Try it.
Set down a faithful copy of every record, and skip the pictures in it.

Input records.

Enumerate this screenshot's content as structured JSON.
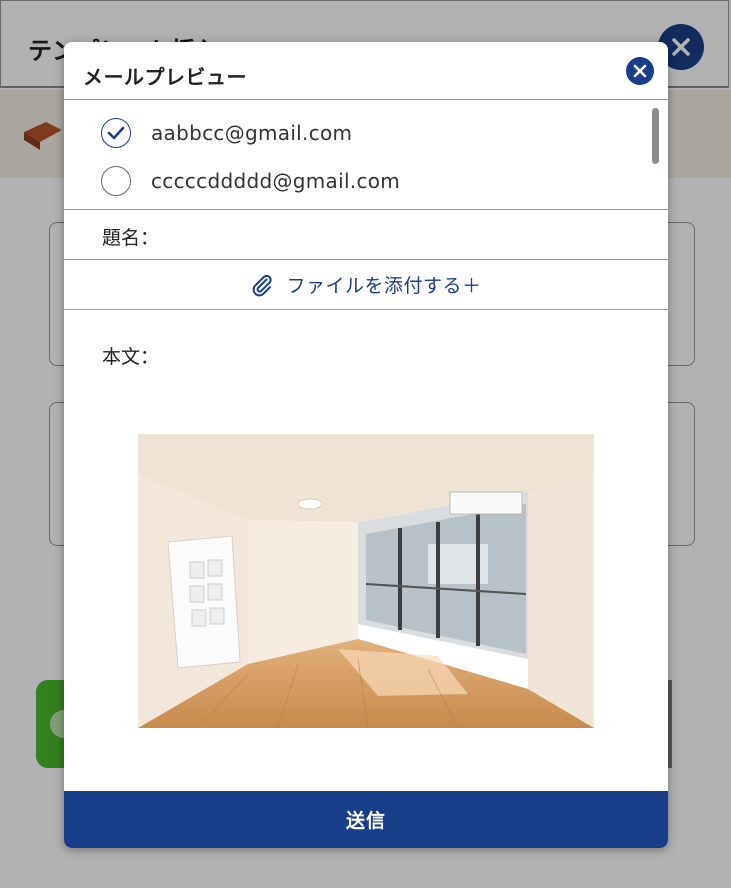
{
  "background": {
    "page_title": "テンプレート挿入"
  },
  "modal": {
    "title": "メールプレビュー",
    "recipients": [
      {
        "email": "aabbcc@gmail.com",
        "selected": true
      },
      {
        "email": "cccccddddd@gmail.com",
        "selected": false
      }
    ],
    "subject_label": "題名：",
    "attach_label": "ファイルを添付する＋",
    "body_label": "本文：",
    "send_label": "送信"
  },
  "colors": {
    "accent": "#1a3f8a",
    "border": "#9a9a9a"
  },
  "icons": {
    "close": "close-icon",
    "checkmark": "checkmark-icon",
    "attach": "paperclip-icon"
  }
}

Task output.
Enumerate this screenshot's content as structured JSON.
{
  "background": {
    "page_title": "テンプレート挿入"
  },
  "modal": {
    "title": "メールプレビュー",
    "recipients": [
      {
        "email": "aabbcc@gmail.com",
        "selected": true
      },
      {
        "email": "cccccddddd@gmail.com",
        "selected": false
      }
    ],
    "subject_label": "題名：",
    "attach_label": "ファイルを添付する＋",
    "body_label": "本文：",
    "send_label": "送信"
  },
  "colors": {
    "accent": "#1a3f8a",
    "border": "#9a9a9a"
  },
  "icons": {
    "close": "close-icon",
    "checkmark": "checkmark-icon",
    "attach": "paperclip-icon"
  }
}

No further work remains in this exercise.